### THE RECORDS

━━━━

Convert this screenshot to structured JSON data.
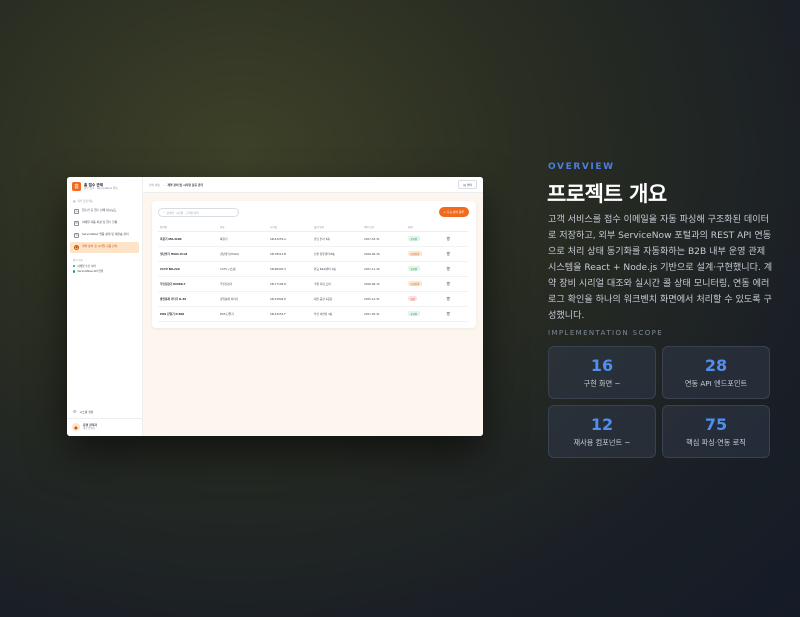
{
  "mockup": {
    "brand": {
      "logo": "홈",
      "title": "홈 접수 관제",
      "subtitle": "외부 접수 · ServiceNow 연동"
    },
    "section_label": "내부 운영 메뉴",
    "nav_items": [
      {
        "label": "접수건 홈 접수 관제 대시보드",
        "icon": "home-icon",
        "active": false
      },
      {
        "label": "이메일 자동 파싱 및 접수 현황",
        "icon": "mail-icon",
        "active": false
      },
      {
        "label": "ServiceNow 연동 상태 및 재전송 관리",
        "icon": "sync-icon",
        "active": false
      },
      {
        "label": "계약 장비 및 시리얼 검증 관리",
        "icon": "device-icon",
        "active": true
      }
    ],
    "external_title": "외부 연동",
    "external_items": [
      "이메일 수신 서버",
      "ServiceNow API 연결"
    ],
    "system_settings": "시스템 설정",
    "user": {
      "name": "운영 관리자",
      "role": "내부 운영팀"
    },
    "breadcrumb": {
      "parent": "관리 메뉴",
      "current": "계약 장비 및 시리얼 검증 관리"
    },
    "top_button": "필터",
    "search_placeholder": "장비명 · 시리얼 · 고객명 검색",
    "add_button": "+ 신규 장비 등록",
    "table": {
      "headers": [
        "장비명",
        "분류",
        "시리얼",
        "설치 위치",
        "계약 만료",
        "상태",
        ""
      ],
      "rows": [
        {
          "name": "복합기 MX-4100",
          "type": "복합기",
          "serial": "SN-43253-A",
          "location": "강남 본사 3층",
          "expire": "2027-03-31",
          "status": "유지중",
          "tone": "green"
        },
        {
          "name": "냉난방기 HVAC-Pro8",
          "type": "냉난방기(HVAC)",
          "serial": "SN-78512-B",
          "location": "인천 물류센터 B동",
          "expire": "2026-06-30",
          "status": "만료임박",
          "tone": "orange"
        },
        {
          "name": "CCTV NX-220",
          "type": "CCTV 시스템",
          "serial": "SN-98445-C",
          "location": "판교 R&D센터 1동",
          "expire": "2027-11-30",
          "status": "유지중",
          "tone": "green"
        },
        {
          "name": "무인점검기 KIOSK-7",
          "type": "무인점검기",
          "serial": "SN-77128-D",
          "location": "수원 지점 로비",
          "expire": "2026-08-15",
          "status": "만료임박",
          "tone": "orange"
        },
        {
          "name": "출입통제 리더기 R-30",
          "type": "출입통제 리더기",
          "serial": "SN-33849-E",
          "location": "대전 공장 2공장",
          "expire": "2025-12-31",
          "status": "만료",
          "tone": "red"
        },
        {
          "name": "POS 단말기 P-500",
          "type": "POS 단말기",
          "serial": "SN-43253-F",
          "location": "부산 서면점 3층",
          "expire": "2027-05-31",
          "status": "유지중",
          "tone": "green"
        }
      ]
    }
  },
  "panel": {
    "overline": "OVERVIEW",
    "title": "프로젝트 개요",
    "description": "고객 서비스를 접수 이메일을 자동 파싱해 구조화된 데이터로 저장하고, 외부 ServiceNow 포털과의 REST API 연동으로 처리 상태 동기화를 자동화하는 B2B 내부 운영 관제 시스템을 React + Node.js 기반으로 설계·구현했니다. 계약 장비 시리얼 대조와 실시간 콜 상태 모니터링, 연동 에러 로그 확인을 하나의 워크벤치 화면에서 처리할 수 있도록 구성했니다.",
    "scope_label": "IMPLEMENTATION SCOPE",
    "stats": [
      {
        "value": "16",
        "label": "구현 화면 ~"
      },
      {
        "value": "28",
        "label": "연동 API 엔드포인트"
      },
      {
        "value": "12",
        "label": "재사용 컴포넌트 ~"
      },
      {
        "value": "75",
        "label": "핵심 파싱·연동 로직"
      }
    ]
  },
  "colors": {
    "accent": "#f26b1d",
    "blue": "#4f8ff0",
    "green": "#1f8a4c",
    "red": "#c83a2e"
  }
}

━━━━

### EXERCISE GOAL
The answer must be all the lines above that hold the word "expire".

### SOLUTION TO THIS EXERCISE
          "expire": "2027-03-31",
          "expire": "2026-06-30",
          "expire": "2027-11-30",
          "expire": "2026-08-15",
          "expire": "2025-12-31",
          "expire": "2027-05-31",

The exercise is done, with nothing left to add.